▶ **WHAT IS BEING ASKED**
Wherever the word "hàng" turns up in a line of the entries, copy that line.

Dataset rows describing interfaces:

----

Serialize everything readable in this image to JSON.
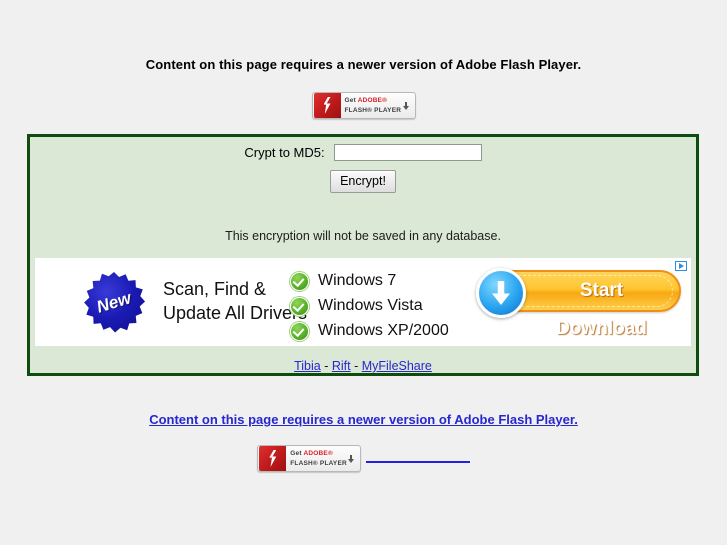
{
  "page": {
    "background_color": "#f0f0f0"
  },
  "flash_notice_top": "Content on this page requires a newer version of Adobe Flash Player.",
  "flash_notice_bottom": "Content on this page requires a newer version of Adobe Flash Player.",
  "adobe_badge": {
    "get_word": "Get",
    "adobe_word": "ADOBE®",
    "player_words": "FLASH® PLAYER",
    "arrow_icon": "download-arrow-icon",
    "logo_icon": "flash-logo-icon"
  },
  "form": {
    "label": "Crypt to MD5:",
    "input_value": "",
    "input_placeholder": "",
    "submit_label": "Encrypt!",
    "note": "This encryption will not be saved in any database.",
    "box_border_color": "#0f4d0f",
    "box_background_color": "#dbe8d5"
  },
  "ad": {
    "adchoices_icon": "adchoices-icon",
    "burst_label": "New",
    "headline_line1": "Scan, Find &",
    "headline_line2": "Update All Drivers",
    "os_items": [
      {
        "label": "Windows 7",
        "icon": "green-check-icon"
      },
      {
        "label": "Windows Vista",
        "icon": "green-check-icon"
      },
      {
        "label": "Windows XP/2000",
        "icon": "green-check-icon"
      }
    ],
    "cta_label": "Start Download",
    "cta_icon": "download-circle-icon",
    "accent_color": "#f8a811",
    "burst_color": "#1b1bb5",
    "check_color": "#5cb22b"
  },
  "site_links": {
    "items": [
      {
        "label": "Tibia"
      },
      {
        "label": "Rift"
      },
      {
        "label": "MyFileShare"
      }
    ],
    "separator": " - ",
    "link_color": "#2727d0"
  }
}
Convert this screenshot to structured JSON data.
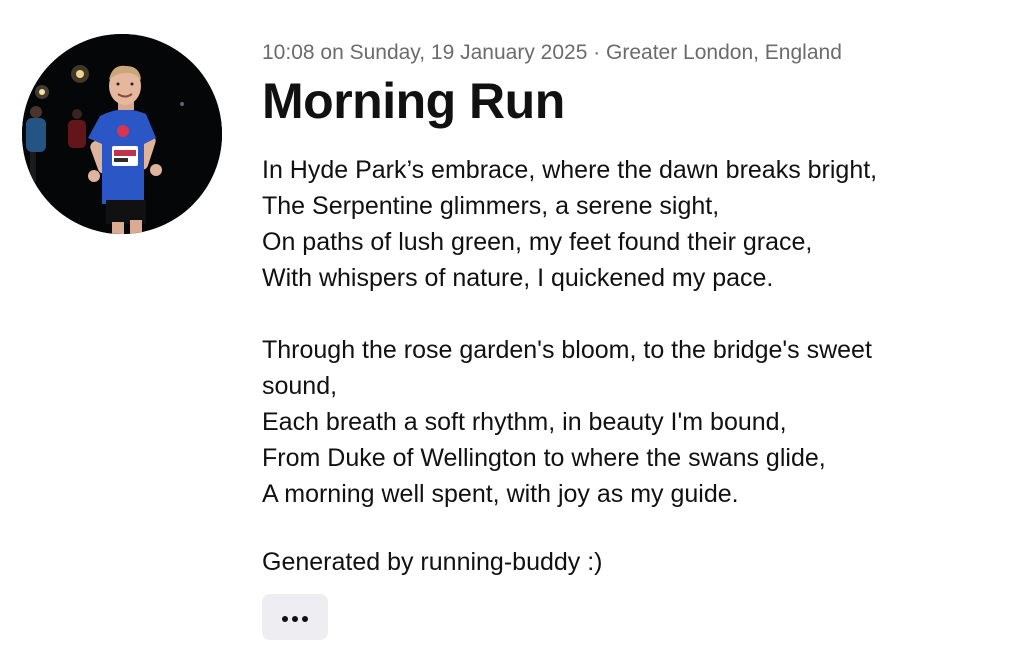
{
  "activity": {
    "meta": "10:08 on Sunday, 19 January 2025 · Greater London, England",
    "title": "Morning Run",
    "poem": {
      "stanza1": [
        "In Hyde Park’s embrace, where the dawn breaks bright,",
        "The Serpentine glimmers, a serene sight,",
        "On paths of lush green, my feet found their grace,",
        "With whispers of nature, I quickened my pace."
      ],
      "stanza2": [
        "Through the rose garden's bloom, to the bridge's sweet sound,",
        "Each breath a soft rhythm, in beauty I'm bound,",
        "From Duke of Wellington to where the swans glide,",
        "A morning well spent, with joy as my guide."
      ]
    },
    "footer": "Generated by running-buddy :)",
    "more_button": {
      "icon": "more-horizontal-icon"
    }
  },
  "colors": {
    "meta_text": "#6b6b6b",
    "body_text": "#111111",
    "button_bg": "#eeeef2",
    "shirt": "#2a56c6"
  }
}
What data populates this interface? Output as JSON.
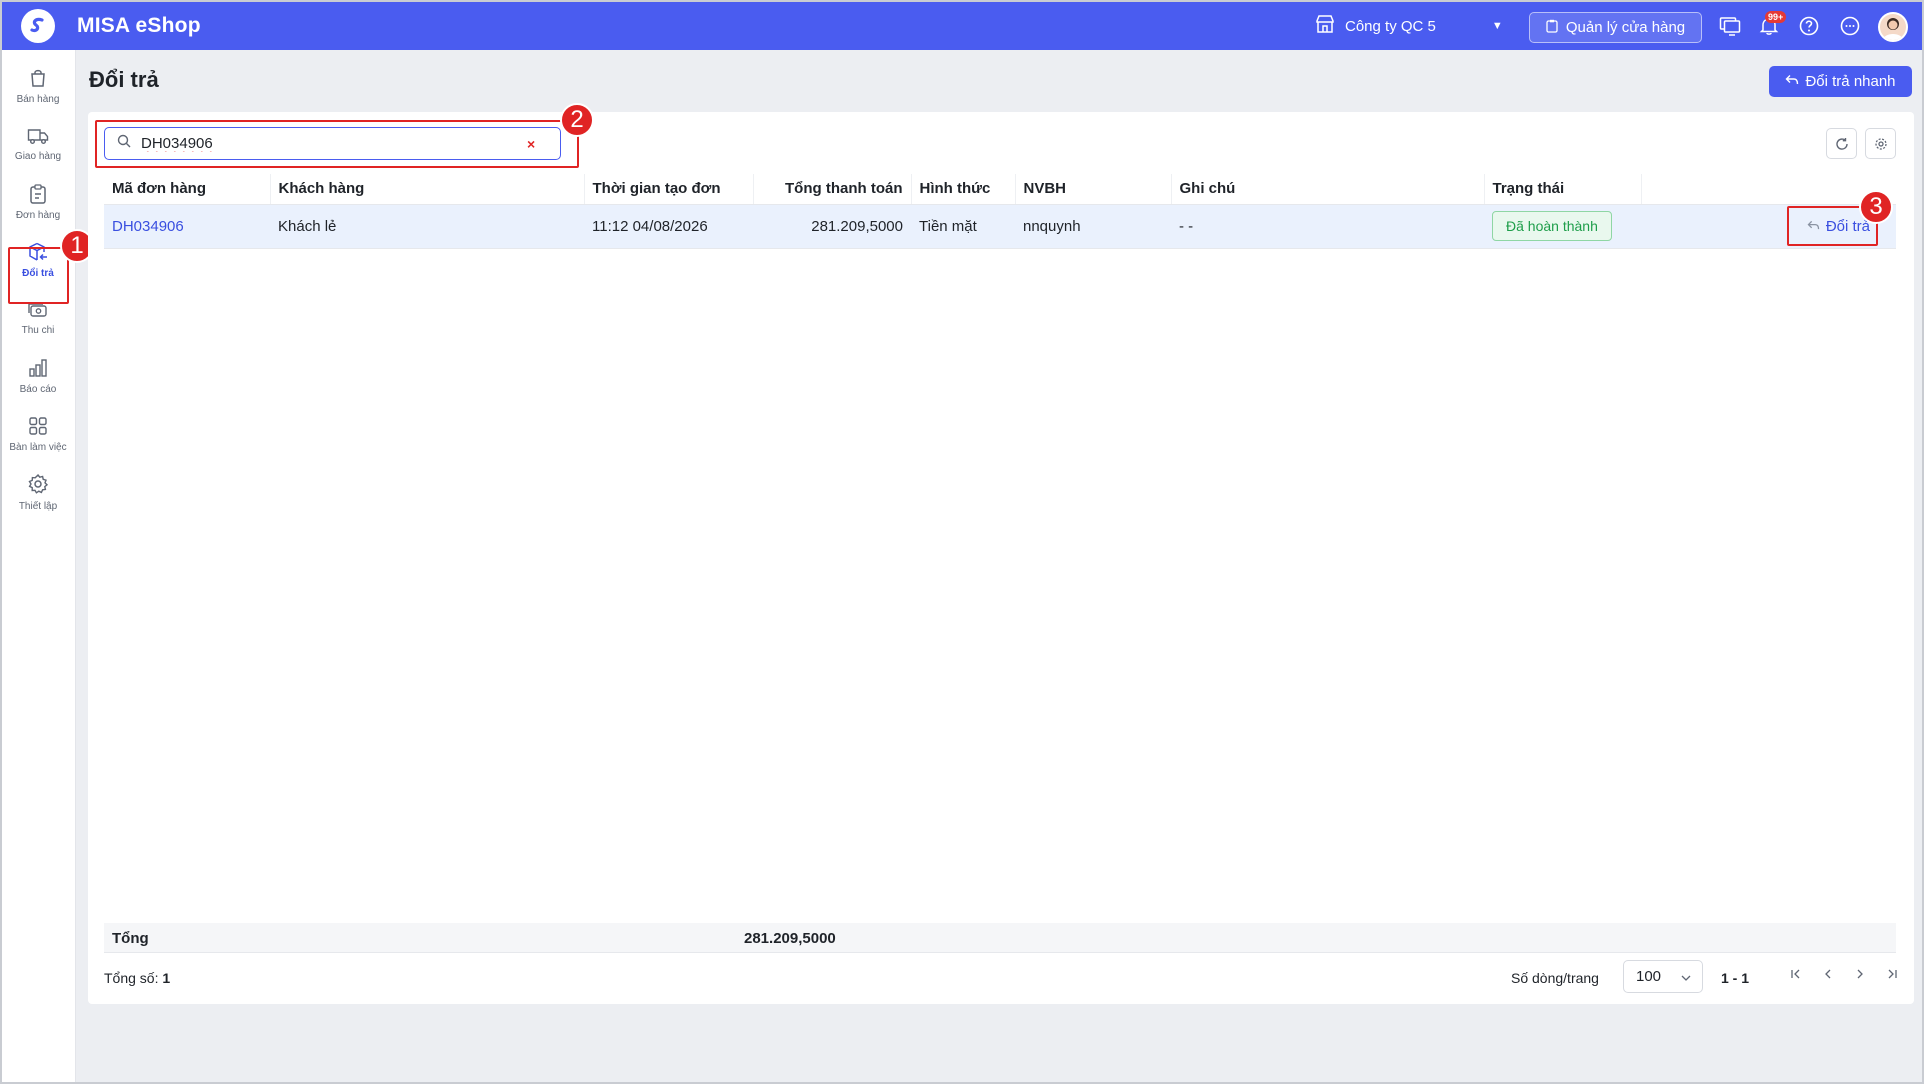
{
  "app": {
    "name": "MISA eShop"
  },
  "topbar": {
    "company": "Công ty QC 5",
    "store_button": "Quản lý cửa hàng",
    "notification_badge": "99+"
  },
  "sidebar": {
    "items": [
      {
        "label": "Bán hàng"
      },
      {
        "label": "Giao hàng"
      },
      {
        "label": "Đơn hàng"
      },
      {
        "label": "Đổi trả"
      },
      {
        "label": "Thu chi"
      },
      {
        "label": "Báo cáo"
      },
      {
        "label": "Bàn làm việc"
      },
      {
        "label": "Thiết lập"
      }
    ]
  },
  "page": {
    "title": "Đổi trả",
    "quick_button": "Đổi trả nhanh"
  },
  "search": {
    "value": "DH034906",
    "clear": "×"
  },
  "table": {
    "headers": [
      "Mã đơn hàng",
      "Khách hàng",
      "Thời gian tạo đơn",
      "Tổng thanh toán",
      "Hình thức",
      "NVBH",
      "Ghi chú",
      "Trạng thái"
    ],
    "rows": [
      {
        "order_code": "DH034906",
        "customer": "Khách lẻ",
        "created_time": "11:12 04/08/2026",
        "total": "281.209,5000",
        "payment": "Tiền mặt",
        "staff": "nnquynh",
        "note": "- -",
        "status": "Đã hoàn thành",
        "action": "Đổi trả"
      }
    ]
  },
  "totals": {
    "label": "Tổng",
    "value": "281.209,5000"
  },
  "footer": {
    "count_label": "Tổng số:",
    "count_value": "1",
    "rows_per_page_label": "Số dòng/trang",
    "rows_per_page": "100",
    "range": "1 - 1"
  },
  "annotations": [
    "1",
    "2",
    "3"
  ]
}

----

▶ **EXERCISE RESPONSE**
    "store_button": "Quản lý cửa hàng",
        "label": "Bán hàng"
        "label": "Giao hàng"
        "label": "Đơn hàng"
      "Mã đơn hàng",
      "Khách hàng",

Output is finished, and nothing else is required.